Apart from the pictures, write out the records that follow exactly.

Start of RECORDS FOR THIS EXERCISE

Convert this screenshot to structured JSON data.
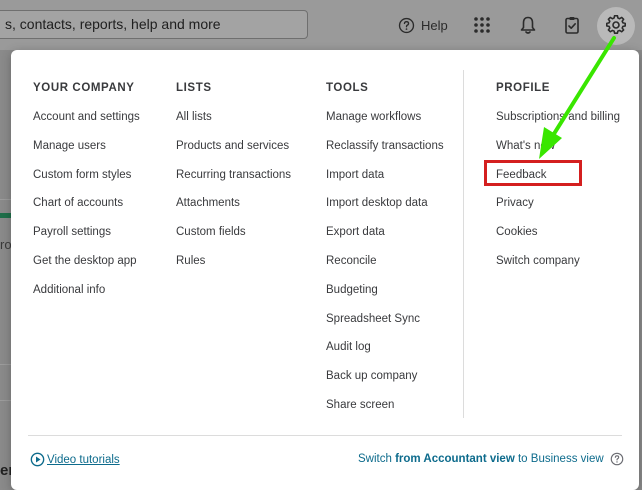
{
  "topbar": {
    "search_text": "s, contacts, reports, help and more",
    "help_label": "Help",
    "icons": [
      "help-circle-icon",
      "apps-grid-icon",
      "bell-icon",
      "clipboard-icon",
      "gear-icon"
    ]
  },
  "background": {
    "fragment_r": "ro",
    "fragment_er": "er"
  },
  "menu": {
    "company": {
      "heading": "YOUR COMPANY",
      "items": [
        "Account and settings",
        "Manage users",
        "Custom form styles",
        "Chart of accounts",
        "Payroll settings",
        "Get the desktop app",
        "Additional info"
      ]
    },
    "lists": {
      "heading": "LISTS",
      "items": [
        "All lists",
        "Products and services",
        "Recurring transactions",
        "Attachments",
        "Custom fields",
        "Rules"
      ]
    },
    "tools": {
      "heading": "TOOLS",
      "items": [
        "Manage workflows",
        "Reclassify transactions",
        "Import data",
        "Import desktop data",
        "Export data",
        "Reconcile",
        "Budgeting",
        "Spreadsheet Sync",
        "Audit log",
        "Back up company",
        "Share screen"
      ]
    },
    "profile": {
      "heading": "PROFILE",
      "items": [
        "Subscriptions and billing",
        "What's new",
        "Feedback",
        "Privacy",
        "Cookies",
        "Switch company"
      ]
    }
  },
  "footer": {
    "video_label": "Video tutorials",
    "switch_prefix": "Switch",
    "switch_bold1": "from Accountant view",
    "switch_mid": "to",
    "switch_bold2": "Business view"
  },
  "colors": {
    "link": "#0d6b8c",
    "highlight": "#d41f1f",
    "arrow": "#39e600",
    "text": "#393a3d"
  }
}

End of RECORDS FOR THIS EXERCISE

• EXERCISE ANSWER:
Convert this screenshot to structured JSON data.
{
  "topbar": {
    "search_text": "s, contacts, reports, help and more",
    "help_label": "Help",
    "icons": [
      "help-circle-icon",
      "apps-grid-icon",
      "bell-icon",
      "clipboard-icon",
      "gear-icon"
    ]
  },
  "background": {
    "fragment_r": "ro",
    "fragment_er": "er"
  },
  "menu": {
    "company": {
      "heading": "YOUR COMPANY",
      "items": [
        "Account and settings",
        "Manage users",
        "Custom form styles",
        "Chart of accounts",
        "Payroll settings",
        "Get the desktop app",
        "Additional info"
      ]
    },
    "lists": {
      "heading": "LISTS",
      "items": [
        "All lists",
        "Products and services",
        "Recurring transactions",
        "Attachments",
        "Custom fields",
        "Rules"
      ]
    },
    "tools": {
      "heading": "TOOLS",
      "items": [
        "Manage workflows",
        "Reclassify transactions",
        "Import data",
        "Import desktop data",
        "Export data",
        "Reconcile",
        "Budgeting",
        "Spreadsheet Sync",
        "Audit log",
        "Back up company",
        "Share screen"
      ]
    },
    "profile": {
      "heading": "PROFILE",
      "items": [
        "Subscriptions and billing",
        "What's new",
        "Feedback",
        "Privacy",
        "Cookies",
        "Switch company"
      ]
    }
  },
  "footer": {
    "video_label": "Video tutorials",
    "switch_prefix": "Switch",
    "switch_bold1": "from Accountant view",
    "switch_mid": "to",
    "switch_bold2": "Business view"
  },
  "colors": {
    "link": "#0d6b8c",
    "highlight": "#d41f1f",
    "arrow": "#39e600",
    "text": "#393a3d"
  }
}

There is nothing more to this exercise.